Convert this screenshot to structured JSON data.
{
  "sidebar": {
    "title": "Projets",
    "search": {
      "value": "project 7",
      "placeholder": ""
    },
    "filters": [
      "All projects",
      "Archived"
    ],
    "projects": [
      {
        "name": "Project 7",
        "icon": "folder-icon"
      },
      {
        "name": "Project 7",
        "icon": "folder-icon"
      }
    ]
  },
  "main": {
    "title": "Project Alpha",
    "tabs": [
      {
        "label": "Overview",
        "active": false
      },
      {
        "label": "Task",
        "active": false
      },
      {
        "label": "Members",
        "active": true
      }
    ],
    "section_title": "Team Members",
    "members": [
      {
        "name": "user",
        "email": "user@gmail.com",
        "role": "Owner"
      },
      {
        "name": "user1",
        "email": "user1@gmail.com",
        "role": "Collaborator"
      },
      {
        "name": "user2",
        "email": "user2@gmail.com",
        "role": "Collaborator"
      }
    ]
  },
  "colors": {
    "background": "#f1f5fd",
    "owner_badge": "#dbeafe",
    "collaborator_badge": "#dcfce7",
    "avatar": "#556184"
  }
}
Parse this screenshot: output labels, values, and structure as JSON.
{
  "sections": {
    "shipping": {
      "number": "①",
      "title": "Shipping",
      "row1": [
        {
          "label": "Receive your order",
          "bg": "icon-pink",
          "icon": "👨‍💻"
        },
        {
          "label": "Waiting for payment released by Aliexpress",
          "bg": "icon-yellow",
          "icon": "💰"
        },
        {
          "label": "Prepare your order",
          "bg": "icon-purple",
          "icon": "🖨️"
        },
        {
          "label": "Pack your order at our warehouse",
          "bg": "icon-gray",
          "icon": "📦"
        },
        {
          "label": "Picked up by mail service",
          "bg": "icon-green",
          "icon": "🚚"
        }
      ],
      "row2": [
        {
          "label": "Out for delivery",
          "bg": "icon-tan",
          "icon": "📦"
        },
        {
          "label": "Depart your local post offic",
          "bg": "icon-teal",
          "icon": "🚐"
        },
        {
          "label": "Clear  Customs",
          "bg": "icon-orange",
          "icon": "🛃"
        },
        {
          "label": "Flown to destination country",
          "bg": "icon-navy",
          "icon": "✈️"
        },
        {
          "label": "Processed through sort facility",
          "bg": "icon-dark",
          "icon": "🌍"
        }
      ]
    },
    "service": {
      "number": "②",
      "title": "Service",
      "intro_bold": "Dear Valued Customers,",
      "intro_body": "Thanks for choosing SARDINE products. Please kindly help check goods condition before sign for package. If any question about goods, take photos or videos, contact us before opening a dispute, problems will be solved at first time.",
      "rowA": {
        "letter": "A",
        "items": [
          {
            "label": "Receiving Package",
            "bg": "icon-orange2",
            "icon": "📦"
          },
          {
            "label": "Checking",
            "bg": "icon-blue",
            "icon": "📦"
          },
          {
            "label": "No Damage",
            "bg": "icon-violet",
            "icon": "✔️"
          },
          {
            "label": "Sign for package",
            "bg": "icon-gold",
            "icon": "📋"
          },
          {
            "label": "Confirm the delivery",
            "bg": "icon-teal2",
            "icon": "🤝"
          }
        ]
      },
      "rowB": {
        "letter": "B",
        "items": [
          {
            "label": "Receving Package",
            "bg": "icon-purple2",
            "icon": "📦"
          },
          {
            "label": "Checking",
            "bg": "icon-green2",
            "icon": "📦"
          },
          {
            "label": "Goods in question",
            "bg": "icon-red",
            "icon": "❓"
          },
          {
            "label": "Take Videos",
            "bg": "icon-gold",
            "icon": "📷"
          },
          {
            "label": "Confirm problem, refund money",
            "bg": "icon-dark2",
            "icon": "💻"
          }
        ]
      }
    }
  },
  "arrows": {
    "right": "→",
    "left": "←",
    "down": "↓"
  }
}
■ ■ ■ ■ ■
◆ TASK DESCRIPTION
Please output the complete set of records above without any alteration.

◆ RESPONSE FOR THIS EXERCISE
Convert this screenshot to structured JSON data.
{
  "sidebar": {
    "title": "Projets",
    "search": {
      "value": "project 7",
      "placeholder": ""
    },
    "filters": [
      "All projects",
      "Archived"
    ],
    "projects": [
      {
        "name": "Project 7",
        "icon": "folder-icon"
      },
      {
        "name": "Project 7",
        "icon": "folder-icon"
      }
    ]
  },
  "main": {
    "title": "Project Alpha",
    "tabs": [
      {
        "label": "Overview",
        "active": false
      },
      {
        "label": "Task",
        "active": false
      },
      {
        "label": "Members",
        "active": true
      }
    ],
    "section_title": "Team Members",
    "members": [
      {
        "name": "user",
        "email": "user@gmail.com",
        "role": "Owner"
      },
      {
        "name": "user1",
        "email": "user1@gmail.com",
        "role": "Collaborator"
      },
      {
        "name": "user2",
        "email": "user2@gmail.com",
        "role": "Collaborator"
      }
    ]
  },
  "colors": {
    "background": "#f1f5fd",
    "owner_badge": "#dbeafe",
    "collaborator_badge": "#dcfce7",
    "avatar": "#556184"
  }
}
Parse this screenshot: output labels, values, and structure as JSON.
{
  "sections": {
    "shipping": {
      "number": "①",
      "title": "Shipping",
      "row1": [
        {
          "label": "Receive your order",
          "bg": "icon-pink",
          "icon": "👨‍💻"
        },
        {
          "label": "Waiting for payment released by Aliexpress",
          "bg": "icon-yellow",
          "icon": "💰"
        },
        {
          "label": "Prepare your order",
          "bg": "icon-purple",
          "icon": "🖨️"
        },
        {
          "label": "Pack your order at our warehouse",
          "bg": "icon-gray",
          "icon": "📦"
        },
        {
          "label": "Picked up by mail service",
          "bg": "icon-green",
          "icon": "🚚"
        }
      ],
      "row2": [
        {
          "label": "Out for delivery",
          "bg": "icon-tan",
          "icon": "📦"
        },
        {
          "label": "Depart your local post offic",
          "bg": "icon-teal",
          "icon": "🚐"
        },
        {
          "label": "Clear  Customs",
          "bg": "icon-orange",
          "icon": "🛃"
        },
        {
          "label": "Flown to destination country",
          "bg": "icon-navy",
          "icon": "✈️"
        },
        {
          "label": "Processed through sort facility",
          "bg": "icon-dark",
          "icon": "🌍"
        }
      ]
    },
    "service": {
      "number": "②",
      "title": "Service",
      "intro_bold": "Dear Valued Customers,",
      "intro_body": "Thanks for choosing SARDINE products. Please kindly help check goods condition before sign for package. If any question about goods, take photos or videos, contact us before opening a dispute, problems will be solved at first time.",
      "rowA": {
        "letter": "A",
        "items": [
          {
            "label": "Receiving Package",
            "bg": "icon-orange2",
            "icon": "📦"
          },
          {
            "label": "Checking",
            "bg": "icon-blue",
            "icon": "📦"
          },
          {
            "label": "No Damage",
            "bg": "icon-violet",
            "icon": "✔️"
          },
          {
            "label": "Sign for package",
            "bg": "icon-gold",
            "icon": "📋"
          },
          {
            "label": "Confirm the delivery",
            "bg": "icon-teal2",
            "icon": "🤝"
          }
        ]
      },
      "rowB": {
        "letter": "B",
        "items": [
          {
            "label": "Receving Package",
            "bg": "icon-purple2",
            "icon": "📦"
          },
          {
            "label": "Checking",
            "bg": "icon-green2",
            "icon": "📦"
          },
          {
            "label": "Goods in question",
            "bg": "icon-red",
            "icon": "❓"
          },
          {
            "label": "Take Videos",
            "bg": "icon-gold",
            "icon": "📷"
          },
          {
            "label": "Confirm problem, refund money",
            "bg": "icon-dark2",
            "icon": "💻"
          }
        ]
      }
    }
  },
  "arrows": {
    "right": "→",
    "left": "←",
    "down": "↓"
  }
}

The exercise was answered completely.